§ YOUR INSTRUCTIONS:
What the answer must contain is every line of the records, exactly, with no pictures.

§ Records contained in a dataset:
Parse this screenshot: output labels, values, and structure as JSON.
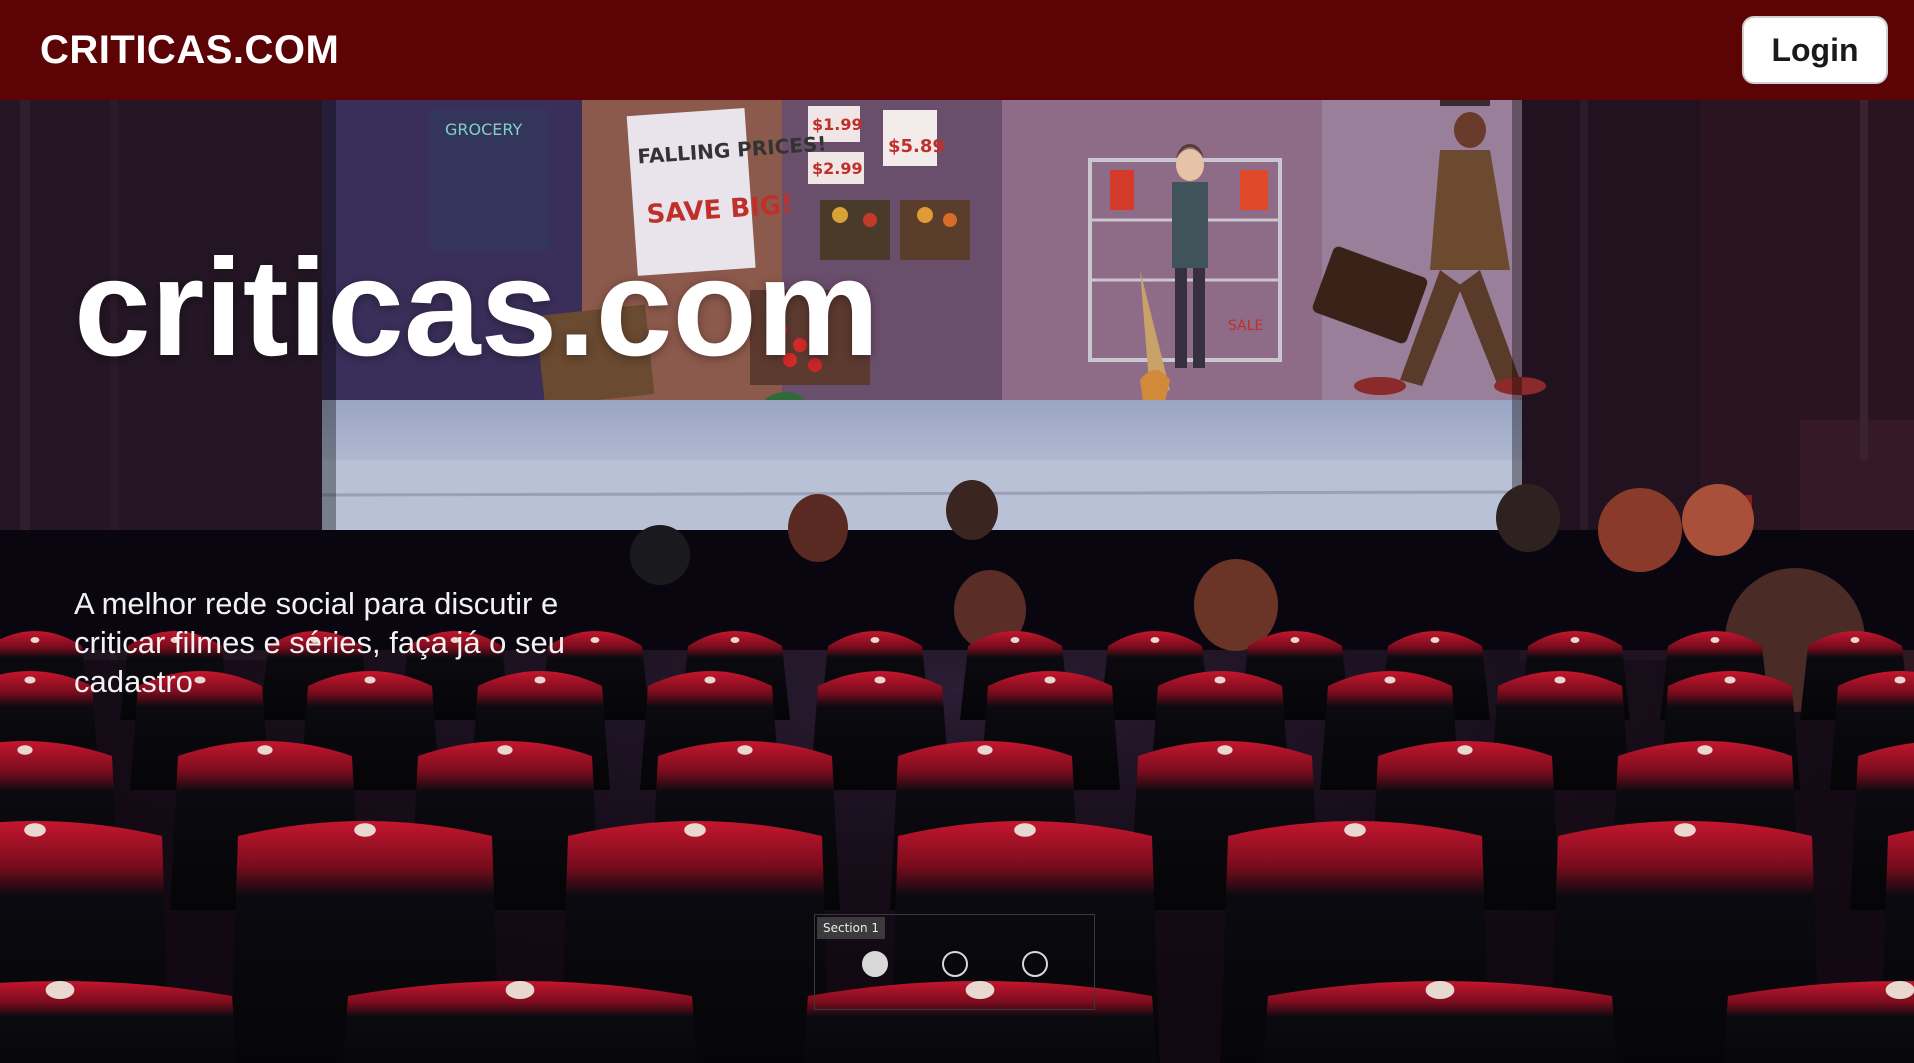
{
  "navbar": {
    "brand": "CRITICAS.COM",
    "login_label": "Login"
  },
  "hero": {
    "title": "criticas.com",
    "subtitle": "A melhor rede social para discutir e criticar filmes e séries, faça já o seu cadastro",
    "screen_signs": {
      "sign1": "FALLING PRICES!",
      "sign2": "SAVE BIG!",
      "price1": "$5.89",
      "price2": "$1.99",
      "price3": "$2.99",
      "store": "GROCERY",
      "sale": "SALE"
    }
  },
  "carousel": {
    "section_label": "Section 1",
    "dots": [
      {
        "name": "slide-1",
        "active": true
      },
      {
        "name": "slide-2",
        "active": false
      },
      {
        "name": "slide-3",
        "active": false
      }
    ]
  },
  "colors": {
    "navbar_bg": "#5c0306",
    "seat_red": "#b3102a",
    "screen_sky": "#8a6a9e"
  }
}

§ WORKED SOLUTION:
Parse this screenshot: output labels, values, and structure as JSON.
{
  "navbar": {
    "brand": "CRITICAS.COM",
    "login_label": "Login"
  },
  "hero": {
    "title": "criticas.com",
    "subtitle": "A melhor rede social para discutir e criticar filmes e séries, faça já o seu cadastro",
    "screen_signs": {
      "sign1": "FALLING PRICES!",
      "sign2": "SAVE BIG!",
      "price1": "$5.89",
      "price2": "$1.99",
      "price3": "$2.99",
      "store": "GROCERY",
      "sale": "SALE"
    }
  },
  "carousel": {
    "section_label": "Section 1",
    "dots": [
      {
        "name": "slide-1",
        "active": true
      },
      {
        "name": "slide-2",
        "active": false
      },
      {
        "name": "slide-3",
        "active": false
      }
    ]
  },
  "colors": {
    "navbar_bg": "#5c0306",
    "seat_red": "#b3102a",
    "screen_sky": "#8a6a9e"
  }
}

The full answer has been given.